However, once the enchained individual is set free, we could assume that realizing his own potential could make him wiser than the person who originally helped him.
Another interesting idea that Plato introduces through the allegory of the cave states that all of us can become "superior" through a process of training which evolves a lot of effort and dedication. I agree to the fact that all people can overcome their own condition if they will it and they submit themselves to a process of hard work oriented in this direction. However, I believe that not all people are endowed with the same capacities and talents. Therefore, regardless the hardship of the training process or its efficiency in terms of progress, it is impossible to have a world of all "superior" people at the end.
On the one hand, there is always room for more, regardless of the high state of knowledge and...
Can we really conceive a person who has accomplished all of his potential ? What percentage of the brain do people use? On the other hand, since the process of self development is heavily based on one's will, can we really state that all people will to develop themselves under the circumstances in which the process involves self knowledge and pushing one's limits (in other words, it is painful).
The material regards all the physical entities which can be possessed. One might argue that "having" a lot of things is one of the keys to happiness. I believe that when it comes to happiness al though the material is important, the spiritual is fundamental. It is on the spiritual that the very appreciation of the material depends on. Let us take the example of interpersonal relationships. The other may be "material" in the sense of flesh and blood, but the relationship is fuelled by something else. Whether we like it or not, the material and the spiritual are strictly connected and man must find a balanced way…
Allegory of the cave can be summed up in one single sentence. It symbolizes the place of perceptions in the pursuit of knowledge. Indeed, in a preamble to the actual relating of the allegory, Plato is involved in a discussion as to who can be considered a true philosophy. The discussion meanders around attempting to answer the following enigmas: Just because someone subscribes to a specific philosophy, does that make
The discrepancy between the ideal and the real and the difficulty of arriving at the truth through deduction and induction is something that everyone must grapple with who deals with the ethics of a profession, like accounting. "Prisoners may learn what a book is by their experience with shadows of books.
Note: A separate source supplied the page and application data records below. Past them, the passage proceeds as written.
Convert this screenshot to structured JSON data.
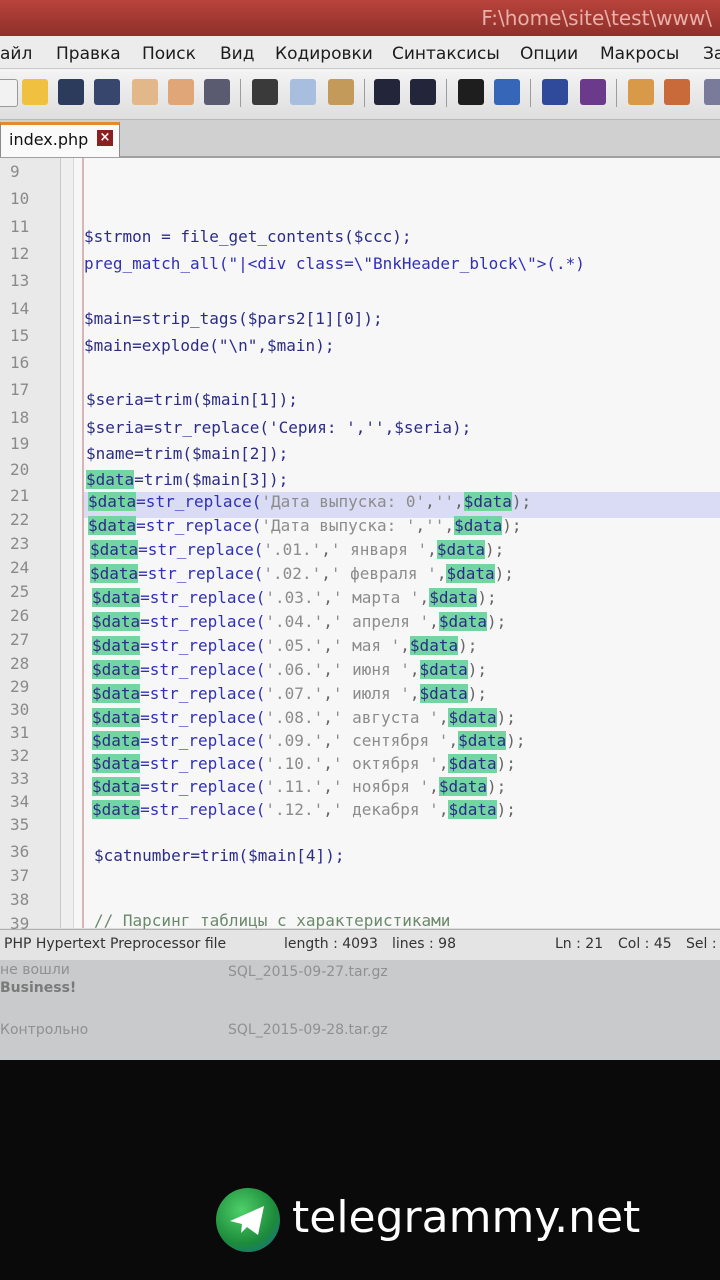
{
  "window": {
    "title": "F:\\home\\site\\test\\www\\"
  },
  "menu": [
    "айл",
    "Правка",
    "Поиск",
    "Вид",
    "Кодировки",
    "Синтаксисы",
    "Опции",
    "Макросы",
    "За"
  ],
  "tab": {
    "label": "index.php"
  },
  "editor": {
    "line_numbers": [
      "9",
      "10",
      "11",
      "12",
      "13",
      "14",
      "15",
      "16",
      "17",
      "18",
      "19",
      "20",
      "21",
      "22",
      "23",
      "24",
      "25",
      "26",
      "27",
      "28",
      "29",
      "30",
      "31",
      "32",
      "33",
      "34",
      "35",
      "36",
      "37",
      "38",
      "39"
    ],
    "lines": {
      "l11": "$strmon = file_get_contents($ccc);",
      "l12": "preg_match_all(\"|<div class=\\\"BnkHeader_block\\\">(.*)",
      "l14": "$main=strip_tags($pars2[1][0]);",
      "l15": "$main=explode(\"\\n\",$main);",
      "l17": "$seria=trim($main[1]);",
      "l18": "$seria=str_replace('Серия: ','',$seria);",
      "l19": "$name=trim($main[2]);",
      "l20a": "$data",
      "l20b": "=trim($main[3]);",
      "l36": "$catnumber=trim($main[4]);",
      "l39": "// Парсинг таблицы с характеристиками"
    },
    "data_var": "$data",
    "replace_fn": "=str_replace(",
    "replace_rows": [
      {
        "a": "'Дата выпуска: 0'",
        "b": "''"
      },
      {
        "a": "'Дата выпуска: '",
        "b": "''"
      },
      {
        "a": "'.01.'",
        "b": "' января '"
      },
      {
        "a": "'.02.'",
        "b": "' февраля '"
      },
      {
        "a": "'.03.'",
        "b": "' марта '"
      },
      {
        "a": "'.04.'",
        "b": "' апреля '"
      },
      {
        "a": "'.05.'",
        "b": "' мая '"
      },
      {
        "a": "'.06.'",
        "b": "' июня '"
      },
      {
        "a": "'.07.'",
        "b": "' июля '"
      },
      {
        "a": "'.08.'",
        "b": "' августа '"
      },
      {
        "a": "'.09.'",
        "b": "' сентября '"
      },
      {
        "a": "'.10.'",
        "b": "' октября '"
      },
      {
        "a": "'.11.'",
        "b": "' ноября '"
      },
      {
        "a": "'.12.'",
        "b": "' декабря '"
      }
    ]
  },
  "status": {
    "filetype": "PHP Hypertext Preprocessor file",
    "length": "length : 4093",
    "lines": "lines : 98",
    "ln": "Ln : 21",
    "col": "Col : 45",
    "sel": "Sel :"
  },
  "background_window": {
    "left1": "не вошли",
    "left2": "Business!",
    "left3": "Контрольно",
    "file1": "SQL_2015-09-27.tar.gz",
    "file2": "SQL_2015-09-28.tar.gz"
  },
  "watermark": {
    "text": "telegrammy.net"
  },
  "colors": {
    "titlebar": "#a33a33",
    "highlight": "#73d6a2",
    "current_line": "#d9dcf4"
  }
}
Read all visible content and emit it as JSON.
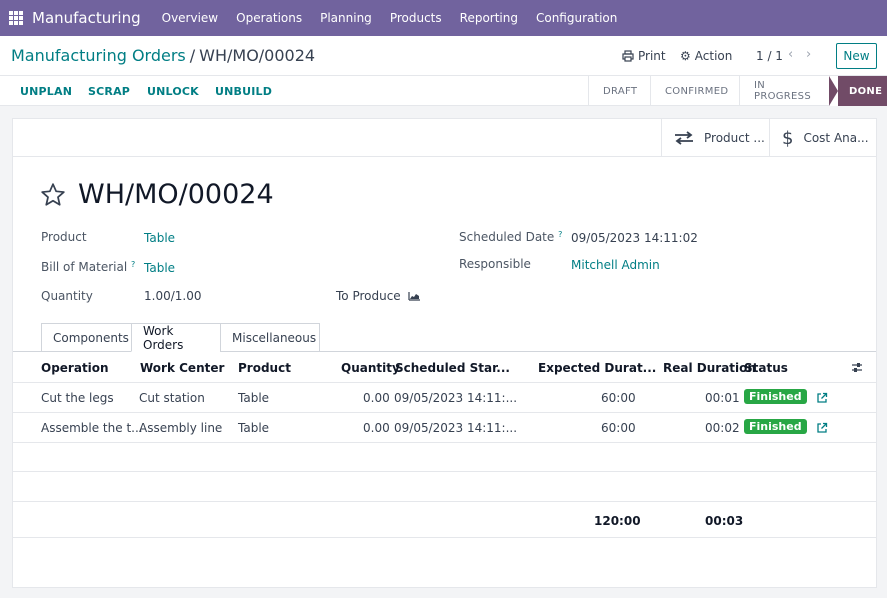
{
  "navbar": {
    "brand": "Manufacturing",
    "menu": [
      "Overview",
      "Operations",
      "Planning",
      "Products",
      "Reporting",
      "Configuration"
    ]
  },
  "breadcrumb": {
    "parent": "Manufacturing Orders",
    "separator": "/",
    "current": "WH/MO/00024"
  },
  "controls": {
    "print": "Print",
    "action": "Action",
    "pager": "1 / 1",
    "new": "New"
  },
  "statusbar": {
    "buttons": [
      "UNPLAN",
      "SCRAP",
      "UNLOCK",
      "UNBUILD"
    ],
    "stages": [
      "DRAFT",
      "CONFIRMED",
      "IN PROGRESS",
      "DONE"
    ],
    "current_stage": "DONE"
  },
  "smart_buttons": {
    "product_moves": "Product ...",
    "cost_analysis": "Cost Ana..."
  },
  "record": {
    "name": "WH/MO/00024",
    "product_label": "Product",
    "product": "Table",
    "bom_label": "Bill of Material",
    "bom": "Table",
    "quantity_label": "Quantity",
    "quantity": "1.00/1.00",
    "to_produce_label": "To Produce",
    "scheduled_date_label": "Scheduled Date",
    "scheduled_date": "09/05/2023 14:11:02",
    "responsible_label": "Responsible",
    "responsible": "Mitchell Admin",
    "tooltip_mark": "?"
  },
  "tabs": [
    "Components",
    "Work Orders",
    "Miscellaneous"
  ],
  "active_tab": "Work Orders",
  "work_orders": {
    "columns": [
      "Operation",
      "Work Center",
      "Product",
      "Quantity",
      "Scheduled Star...",
      "Expected Durat...",
      "Real Duration",
      "Status"
    ],
    "rows": [
      {
        "operation": "Cut the legs",
        "work_center": "Cut station",
        "product": "Table",
        "quantity": "0.00",
        "scheduled": "09/05/2023 14:11:...",
        "expected": "60:00",
        "real": "00:01",
        "status": "Finished"
      },
      {
        "operation": "Assemble the t...",
        "work_center": "Assembly line",
        "product": "Table",
        "quantity": "0.00",
        "scheduled": "09/05/2023 14:11:...",
        "expected": "60:00",
        "real": "00:02",
        "status": "Finished"
      }
    ],
    "totals": {
      "expected": "120:00",
      "real": "00:03"
    }
  },
  "colors": {
    "navbar": "#71639e",
    "primary": "#017e84",
    "active_stage": "#714b67",
    "finished": "#28a745"
  }
}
But they would be mistaken if they thought that the word 'book' refers to something that any of them
Allegory of the Cave: Plato: Truth and Art Allegory of the cave is one of the most interesting, enlightening and insightful example given by Plato in his book The Republic to explain such vague concepts as knowledge and truth. It appears in form of dialogues between Socrates and Glaucon and they touch upon various important concepts in connection with learning and discovery. Two very vital subjects discussed are art and truth.
Allegory of the Cave The beginning of Plato's book VII of the "The Republic" (514a -- 520a) is a written dialogue between Glaucon, Plato's brother, and his mentor, Socrates - The Allegory of the Cave. Plato's 'Allegory of the Cave' presents a world whereby prisoners lived chained to the wall of the cave. The people carrying puppets or objects, the puppeteers, create shadows of the objects on the wall, and for
S. is on its way to chaos, anarchy and a national catastrophe. The pursuit of individual freedom without respect for authority will eventually lead to these consequences. What keeps U.S. strong and independent is that free enterprise and not the illusion of a contemporary democracy. A basic difficulty in American democracy is its attempt to mitigate all the aspects of negative human nature. Criminals are given equal rights as honorable
Plato's Cave Allegory Plato's writing in the cave allegory deals extensively with moral values, materialism, ethical behavior and spirituality. The plot and basic concepts (discussed below) lend an incredible helping hand to understanding our place in this world given these frameworks. Plato's Allegory of the Cave (Republic, book 7) recounts slaves chained from their very birth to their work areas deep in a cave. They are chained in a manner that precludes